In 2019, ornithologists across North America, led by Ken Rosenberg, wrote a landmark article that was published in the journal Science that quantified the net loss of 2.9 billion birds, or 29 percent, in North America since 1970. For many species, the causes of the population declines are unclear. Habitat removal and landscape-level changes have been substantial in the last 50 years. Additionally, habitat loss and land-use changes are occurring on stopover sites during migration and on wintering grounds. Threats like outdoor and feral cats, window collisions, and pesticides continue to increase at a pace that birds cannot match. For many species, there is much we still don’t know, like migration timing, routes, and departure dates. We know much less about species survival on wintering grounds or during migration, which could be affecting populations of migratory birds significantly. Using Motus to track birds locally to assess survival or long-distance on migration can help to fill these knowledge gaps. Taken as a whole, these data teach us more about what conservation actions need to occur and at which stages of a bird’s annual cycle.

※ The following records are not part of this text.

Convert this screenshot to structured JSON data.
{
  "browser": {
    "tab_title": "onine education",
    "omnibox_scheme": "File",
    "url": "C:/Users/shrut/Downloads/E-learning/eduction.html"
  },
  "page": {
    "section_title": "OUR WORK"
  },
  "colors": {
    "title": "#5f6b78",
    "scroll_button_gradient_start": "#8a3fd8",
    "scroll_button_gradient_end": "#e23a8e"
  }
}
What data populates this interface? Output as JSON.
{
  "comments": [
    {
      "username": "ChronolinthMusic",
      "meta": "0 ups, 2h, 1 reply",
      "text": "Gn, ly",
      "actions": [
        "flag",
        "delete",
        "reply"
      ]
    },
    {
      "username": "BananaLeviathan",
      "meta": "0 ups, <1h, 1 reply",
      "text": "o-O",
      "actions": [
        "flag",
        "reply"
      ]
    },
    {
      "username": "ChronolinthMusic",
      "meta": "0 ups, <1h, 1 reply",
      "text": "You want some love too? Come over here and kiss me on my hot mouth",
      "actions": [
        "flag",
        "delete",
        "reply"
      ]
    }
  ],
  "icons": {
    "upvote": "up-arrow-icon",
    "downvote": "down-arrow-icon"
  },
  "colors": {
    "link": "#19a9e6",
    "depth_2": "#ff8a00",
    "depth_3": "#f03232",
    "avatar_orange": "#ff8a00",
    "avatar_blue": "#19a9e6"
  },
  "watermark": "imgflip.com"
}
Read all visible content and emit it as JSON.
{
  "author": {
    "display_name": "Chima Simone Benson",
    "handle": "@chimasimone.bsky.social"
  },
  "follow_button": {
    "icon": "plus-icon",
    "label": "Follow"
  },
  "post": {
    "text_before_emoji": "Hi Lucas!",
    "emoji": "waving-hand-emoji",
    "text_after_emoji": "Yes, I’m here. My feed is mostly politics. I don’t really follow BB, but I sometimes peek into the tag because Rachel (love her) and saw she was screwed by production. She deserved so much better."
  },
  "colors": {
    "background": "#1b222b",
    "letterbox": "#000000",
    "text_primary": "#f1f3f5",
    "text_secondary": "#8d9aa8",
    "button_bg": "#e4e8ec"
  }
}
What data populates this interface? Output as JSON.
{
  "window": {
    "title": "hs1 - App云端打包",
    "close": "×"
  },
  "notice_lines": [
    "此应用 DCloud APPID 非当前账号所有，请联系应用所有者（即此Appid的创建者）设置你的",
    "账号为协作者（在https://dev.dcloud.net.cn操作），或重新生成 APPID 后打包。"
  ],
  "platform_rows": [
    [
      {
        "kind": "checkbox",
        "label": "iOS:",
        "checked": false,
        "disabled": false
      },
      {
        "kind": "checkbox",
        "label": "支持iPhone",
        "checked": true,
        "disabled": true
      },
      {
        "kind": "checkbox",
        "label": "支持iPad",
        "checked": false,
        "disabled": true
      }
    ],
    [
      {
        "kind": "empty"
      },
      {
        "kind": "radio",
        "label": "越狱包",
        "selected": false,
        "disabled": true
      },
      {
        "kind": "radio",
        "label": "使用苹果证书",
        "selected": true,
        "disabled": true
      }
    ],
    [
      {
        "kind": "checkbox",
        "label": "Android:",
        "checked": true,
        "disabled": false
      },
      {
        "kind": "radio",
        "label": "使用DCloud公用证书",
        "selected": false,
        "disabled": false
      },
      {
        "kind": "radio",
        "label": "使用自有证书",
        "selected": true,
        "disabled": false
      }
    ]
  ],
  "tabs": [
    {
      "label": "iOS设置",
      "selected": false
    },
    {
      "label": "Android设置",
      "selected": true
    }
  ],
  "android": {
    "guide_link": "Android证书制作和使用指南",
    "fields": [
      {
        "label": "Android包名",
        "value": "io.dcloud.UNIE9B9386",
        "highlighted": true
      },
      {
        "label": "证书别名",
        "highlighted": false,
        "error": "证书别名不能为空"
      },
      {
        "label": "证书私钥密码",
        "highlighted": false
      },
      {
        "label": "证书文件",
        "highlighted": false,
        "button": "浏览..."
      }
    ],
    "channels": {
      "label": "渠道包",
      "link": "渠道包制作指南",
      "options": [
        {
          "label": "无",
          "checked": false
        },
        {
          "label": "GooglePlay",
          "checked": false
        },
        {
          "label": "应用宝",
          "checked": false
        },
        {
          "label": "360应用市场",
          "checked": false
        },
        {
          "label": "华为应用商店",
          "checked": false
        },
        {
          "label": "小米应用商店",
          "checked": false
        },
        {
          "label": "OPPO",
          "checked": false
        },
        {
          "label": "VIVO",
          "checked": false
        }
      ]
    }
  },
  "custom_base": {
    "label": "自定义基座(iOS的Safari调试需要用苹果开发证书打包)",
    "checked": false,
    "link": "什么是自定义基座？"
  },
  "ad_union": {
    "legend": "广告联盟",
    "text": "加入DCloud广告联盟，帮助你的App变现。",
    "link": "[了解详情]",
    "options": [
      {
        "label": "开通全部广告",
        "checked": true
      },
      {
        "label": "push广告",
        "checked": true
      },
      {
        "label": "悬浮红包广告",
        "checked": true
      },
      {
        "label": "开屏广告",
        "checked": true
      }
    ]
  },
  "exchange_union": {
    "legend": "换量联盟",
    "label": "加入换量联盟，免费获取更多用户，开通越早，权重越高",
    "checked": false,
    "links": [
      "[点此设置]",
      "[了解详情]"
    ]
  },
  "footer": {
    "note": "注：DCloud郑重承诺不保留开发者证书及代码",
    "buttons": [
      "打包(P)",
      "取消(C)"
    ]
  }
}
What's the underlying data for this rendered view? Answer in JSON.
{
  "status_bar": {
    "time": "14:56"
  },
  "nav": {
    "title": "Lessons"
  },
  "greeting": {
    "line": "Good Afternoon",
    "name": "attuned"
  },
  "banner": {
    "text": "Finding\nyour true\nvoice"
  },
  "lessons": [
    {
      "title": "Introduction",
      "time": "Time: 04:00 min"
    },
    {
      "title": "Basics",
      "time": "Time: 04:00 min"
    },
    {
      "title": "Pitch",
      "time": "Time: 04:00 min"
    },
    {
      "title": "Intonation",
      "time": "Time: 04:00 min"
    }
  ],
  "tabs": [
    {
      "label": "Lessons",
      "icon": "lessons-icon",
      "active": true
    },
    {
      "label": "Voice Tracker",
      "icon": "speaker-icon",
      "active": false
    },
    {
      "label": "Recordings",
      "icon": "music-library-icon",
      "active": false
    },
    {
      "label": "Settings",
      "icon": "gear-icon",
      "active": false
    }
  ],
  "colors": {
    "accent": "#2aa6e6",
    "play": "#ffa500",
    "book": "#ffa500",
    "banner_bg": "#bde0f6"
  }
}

Motus Brings Partners Together 

Both statewide and international conservation partnerships, like these Motus projects, illustrate that bird conservation networks are stronger and more holistic across a species’ annual range. With diverse partners and their perspectives across the hemisphere, we can work together more efficiently to plan conservation efforts for declining bird species through their full annual cycle. Missouri maintains an extraordinary conservation network that only continues to grow and broaden its reach south of our border — to the benefit of our shared and beloved migratory birds. 

Also In This Issue

Aerial view of Marais Temps

Spring’s renewing splendor ushers in new beginnings.


Boone County Nature School takes education outdoors.

This Issue's Staff

Magazine Manager - Stephanie Thurber
Editor - Angie Daly Morfeld
Associate Editor - Larry Archer
Photography Editor - Cliff White
Staff Writer - Kristie Hilgedick
Staff Writer - Joe Jerek
Staff Writer – Dianne Van Dien
Designer - Shawn Carey
Designer - Marci Porter
Photographer - Noppadol Paothong
Photographer - David Stonner
Circulation – Marcia Hale